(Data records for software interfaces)
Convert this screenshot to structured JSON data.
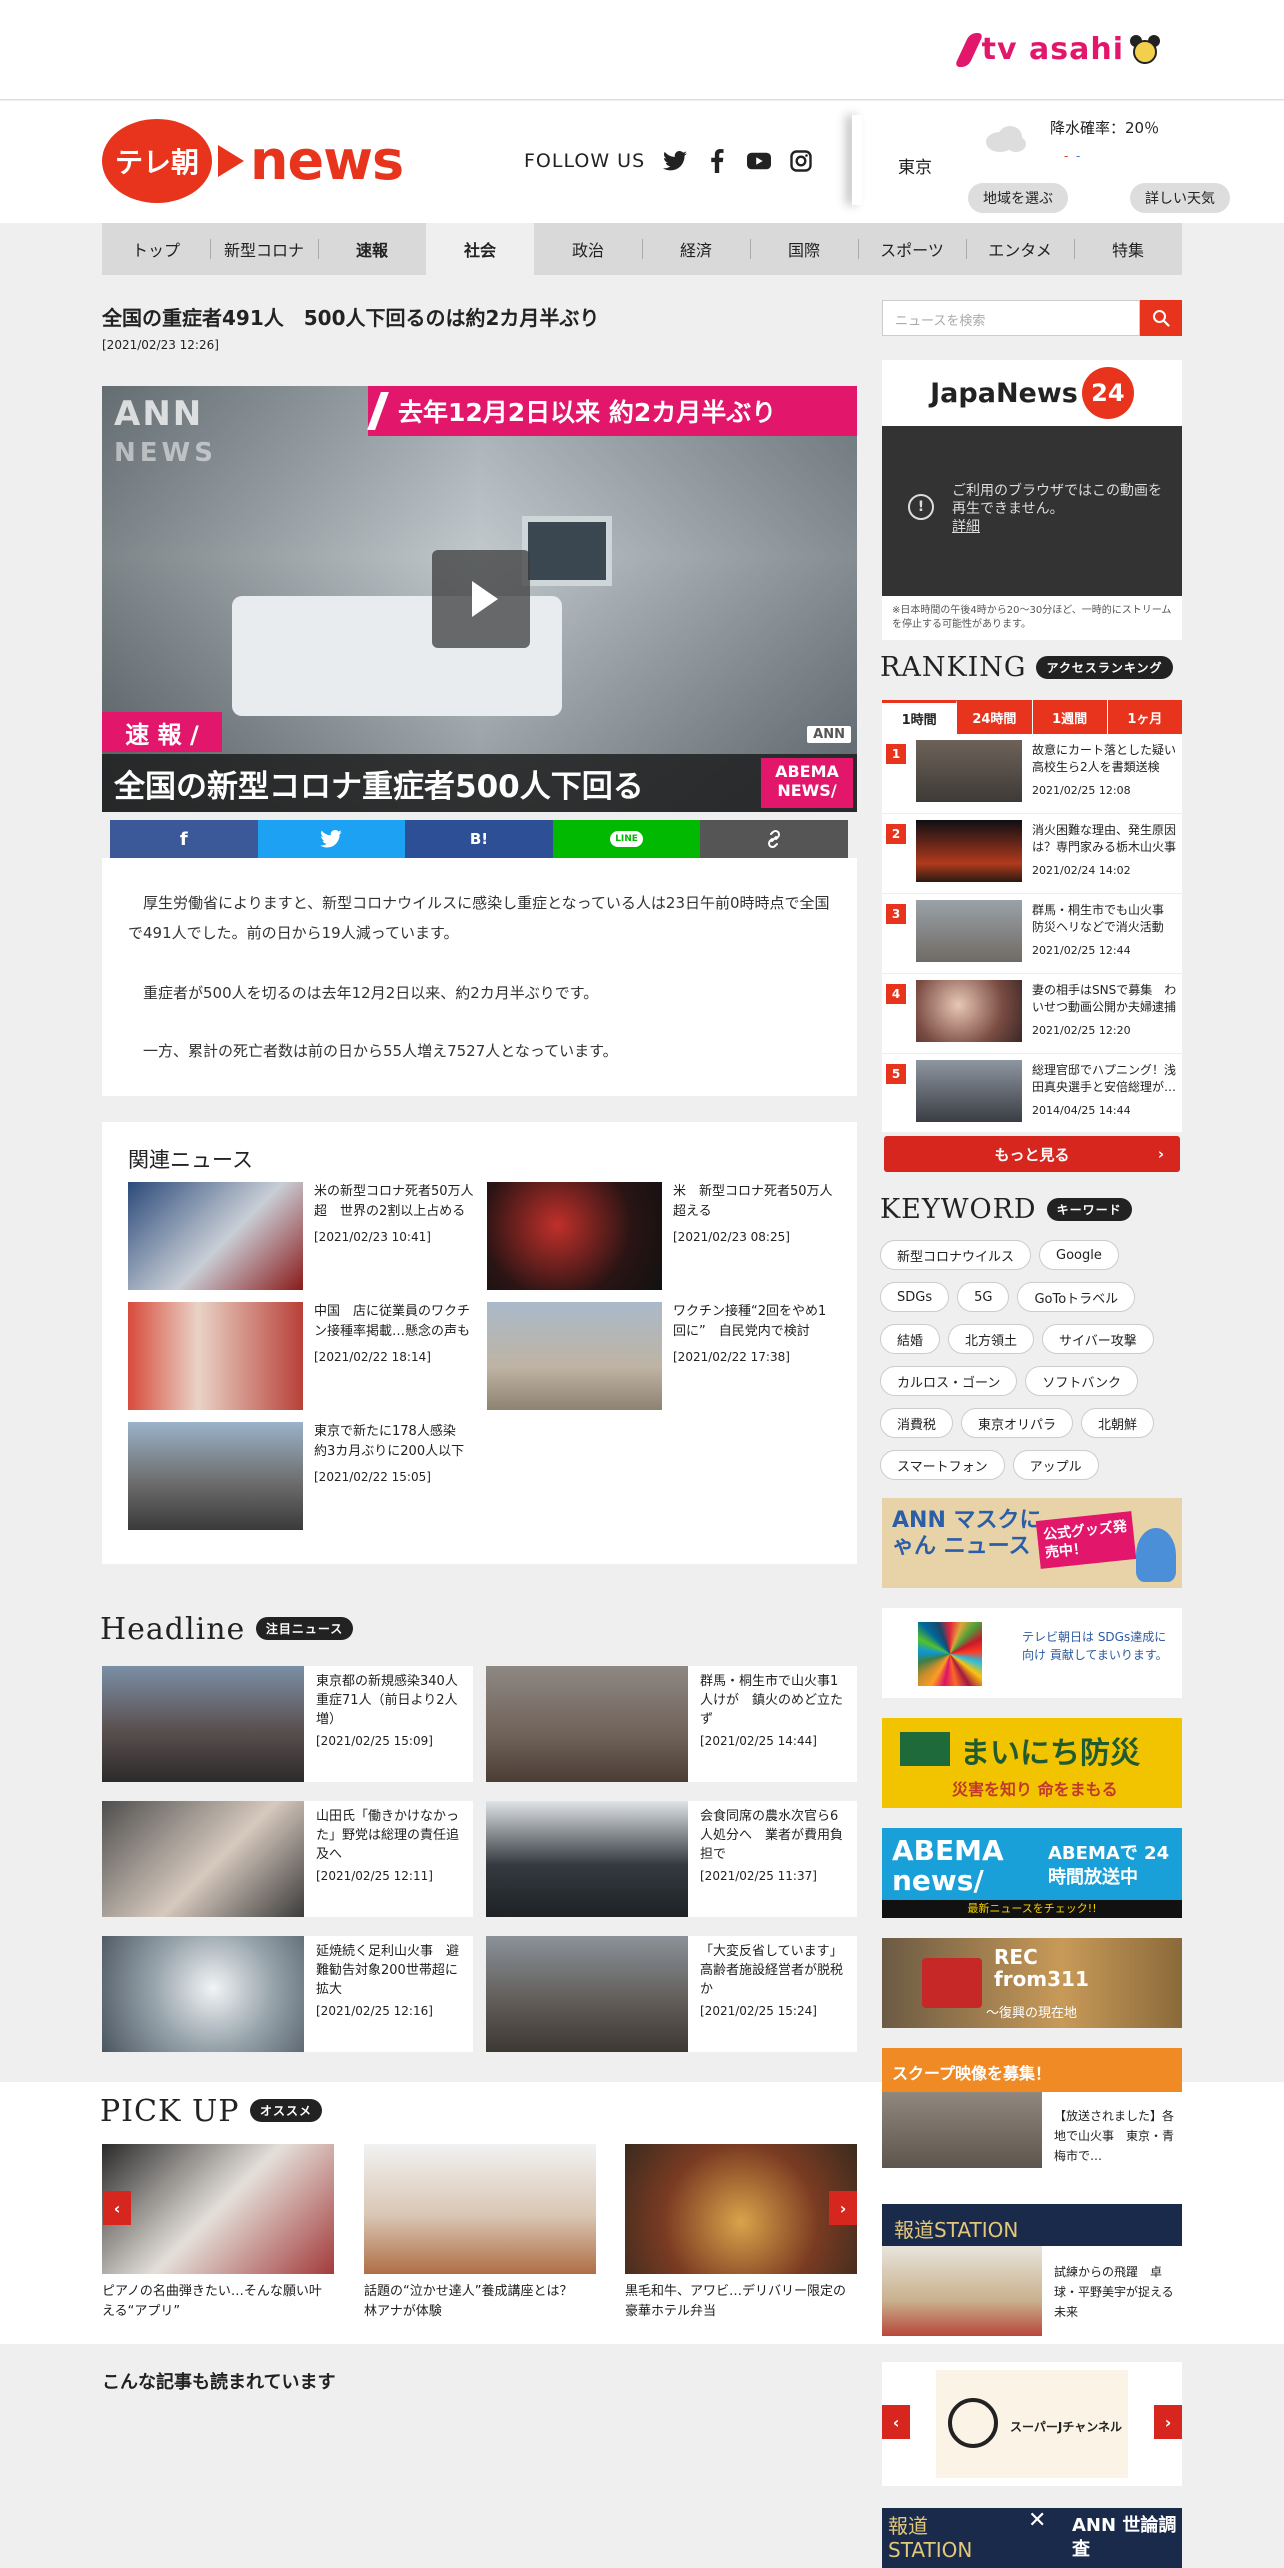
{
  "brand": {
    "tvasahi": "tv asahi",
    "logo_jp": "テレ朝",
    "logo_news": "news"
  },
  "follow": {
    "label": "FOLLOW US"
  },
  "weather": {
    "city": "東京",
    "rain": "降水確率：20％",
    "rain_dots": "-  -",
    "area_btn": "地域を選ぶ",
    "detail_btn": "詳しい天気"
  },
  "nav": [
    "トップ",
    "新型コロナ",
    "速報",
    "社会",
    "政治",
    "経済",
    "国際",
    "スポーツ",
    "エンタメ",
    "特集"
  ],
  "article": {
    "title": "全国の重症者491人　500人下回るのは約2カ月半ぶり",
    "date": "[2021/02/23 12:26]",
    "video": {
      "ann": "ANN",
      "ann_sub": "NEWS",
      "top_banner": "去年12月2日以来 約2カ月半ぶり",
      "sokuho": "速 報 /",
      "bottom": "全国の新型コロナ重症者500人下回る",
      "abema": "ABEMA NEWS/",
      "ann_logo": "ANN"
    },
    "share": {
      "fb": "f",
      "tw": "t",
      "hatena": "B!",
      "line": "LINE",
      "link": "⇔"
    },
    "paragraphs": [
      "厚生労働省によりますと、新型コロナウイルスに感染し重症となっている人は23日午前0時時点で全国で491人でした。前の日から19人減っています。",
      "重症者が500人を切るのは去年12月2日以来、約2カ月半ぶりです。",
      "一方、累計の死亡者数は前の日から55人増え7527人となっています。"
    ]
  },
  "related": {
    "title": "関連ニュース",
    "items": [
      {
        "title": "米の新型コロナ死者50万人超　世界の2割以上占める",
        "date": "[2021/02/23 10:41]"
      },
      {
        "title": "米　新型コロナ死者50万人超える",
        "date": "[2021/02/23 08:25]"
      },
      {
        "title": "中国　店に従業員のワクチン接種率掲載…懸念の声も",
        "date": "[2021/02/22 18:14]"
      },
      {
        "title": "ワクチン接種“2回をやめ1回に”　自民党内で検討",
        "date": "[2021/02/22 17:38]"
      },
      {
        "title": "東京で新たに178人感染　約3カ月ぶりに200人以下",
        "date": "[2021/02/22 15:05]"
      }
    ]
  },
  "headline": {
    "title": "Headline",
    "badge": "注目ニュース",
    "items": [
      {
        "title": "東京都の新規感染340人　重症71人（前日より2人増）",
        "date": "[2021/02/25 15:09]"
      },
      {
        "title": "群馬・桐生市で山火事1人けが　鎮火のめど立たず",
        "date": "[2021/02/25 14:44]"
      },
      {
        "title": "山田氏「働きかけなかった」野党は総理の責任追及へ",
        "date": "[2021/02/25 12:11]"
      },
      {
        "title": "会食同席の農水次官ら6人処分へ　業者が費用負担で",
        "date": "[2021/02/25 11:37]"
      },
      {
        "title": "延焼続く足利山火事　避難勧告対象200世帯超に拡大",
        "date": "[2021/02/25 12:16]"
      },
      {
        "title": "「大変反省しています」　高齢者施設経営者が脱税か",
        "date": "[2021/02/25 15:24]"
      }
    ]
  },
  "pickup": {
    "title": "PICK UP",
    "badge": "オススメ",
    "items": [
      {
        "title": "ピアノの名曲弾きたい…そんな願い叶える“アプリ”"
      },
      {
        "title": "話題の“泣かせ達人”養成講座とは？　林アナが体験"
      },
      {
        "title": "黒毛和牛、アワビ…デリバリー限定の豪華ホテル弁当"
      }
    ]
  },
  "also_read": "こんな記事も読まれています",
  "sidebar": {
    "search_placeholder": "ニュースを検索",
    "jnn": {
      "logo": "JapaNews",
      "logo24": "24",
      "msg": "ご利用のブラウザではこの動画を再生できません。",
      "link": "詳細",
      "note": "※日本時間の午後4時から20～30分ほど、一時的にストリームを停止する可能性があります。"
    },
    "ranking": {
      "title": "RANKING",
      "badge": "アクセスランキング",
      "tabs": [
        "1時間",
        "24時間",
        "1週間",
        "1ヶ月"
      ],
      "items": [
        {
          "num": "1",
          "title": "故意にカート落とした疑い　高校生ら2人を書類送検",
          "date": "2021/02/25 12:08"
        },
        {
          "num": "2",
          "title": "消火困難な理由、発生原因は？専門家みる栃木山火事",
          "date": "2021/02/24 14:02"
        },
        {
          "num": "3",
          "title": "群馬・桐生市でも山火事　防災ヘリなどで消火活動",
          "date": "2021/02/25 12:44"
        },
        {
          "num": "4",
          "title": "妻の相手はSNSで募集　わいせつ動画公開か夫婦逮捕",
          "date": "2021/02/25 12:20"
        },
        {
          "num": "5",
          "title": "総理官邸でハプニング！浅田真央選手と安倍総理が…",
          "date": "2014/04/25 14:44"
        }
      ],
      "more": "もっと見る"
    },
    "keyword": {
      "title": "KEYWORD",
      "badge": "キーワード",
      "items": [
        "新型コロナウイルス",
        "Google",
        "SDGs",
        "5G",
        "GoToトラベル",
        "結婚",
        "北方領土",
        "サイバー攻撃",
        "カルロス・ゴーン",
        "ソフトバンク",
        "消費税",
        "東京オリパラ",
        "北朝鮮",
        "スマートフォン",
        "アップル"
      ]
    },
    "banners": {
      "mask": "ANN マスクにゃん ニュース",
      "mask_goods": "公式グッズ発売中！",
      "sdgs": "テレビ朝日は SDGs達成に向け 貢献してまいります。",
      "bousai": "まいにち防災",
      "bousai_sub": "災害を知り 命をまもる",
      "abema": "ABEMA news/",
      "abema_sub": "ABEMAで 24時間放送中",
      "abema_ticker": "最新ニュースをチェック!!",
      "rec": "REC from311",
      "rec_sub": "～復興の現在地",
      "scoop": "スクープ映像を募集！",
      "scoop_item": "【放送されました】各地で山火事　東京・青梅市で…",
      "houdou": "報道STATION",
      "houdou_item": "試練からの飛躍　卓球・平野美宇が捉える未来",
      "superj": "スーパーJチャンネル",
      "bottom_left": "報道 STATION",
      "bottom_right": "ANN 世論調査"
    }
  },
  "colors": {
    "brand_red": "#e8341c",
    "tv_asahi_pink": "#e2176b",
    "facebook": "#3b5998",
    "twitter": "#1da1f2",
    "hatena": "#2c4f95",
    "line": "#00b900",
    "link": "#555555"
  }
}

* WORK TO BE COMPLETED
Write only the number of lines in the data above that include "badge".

* RESPONSE BELOW
4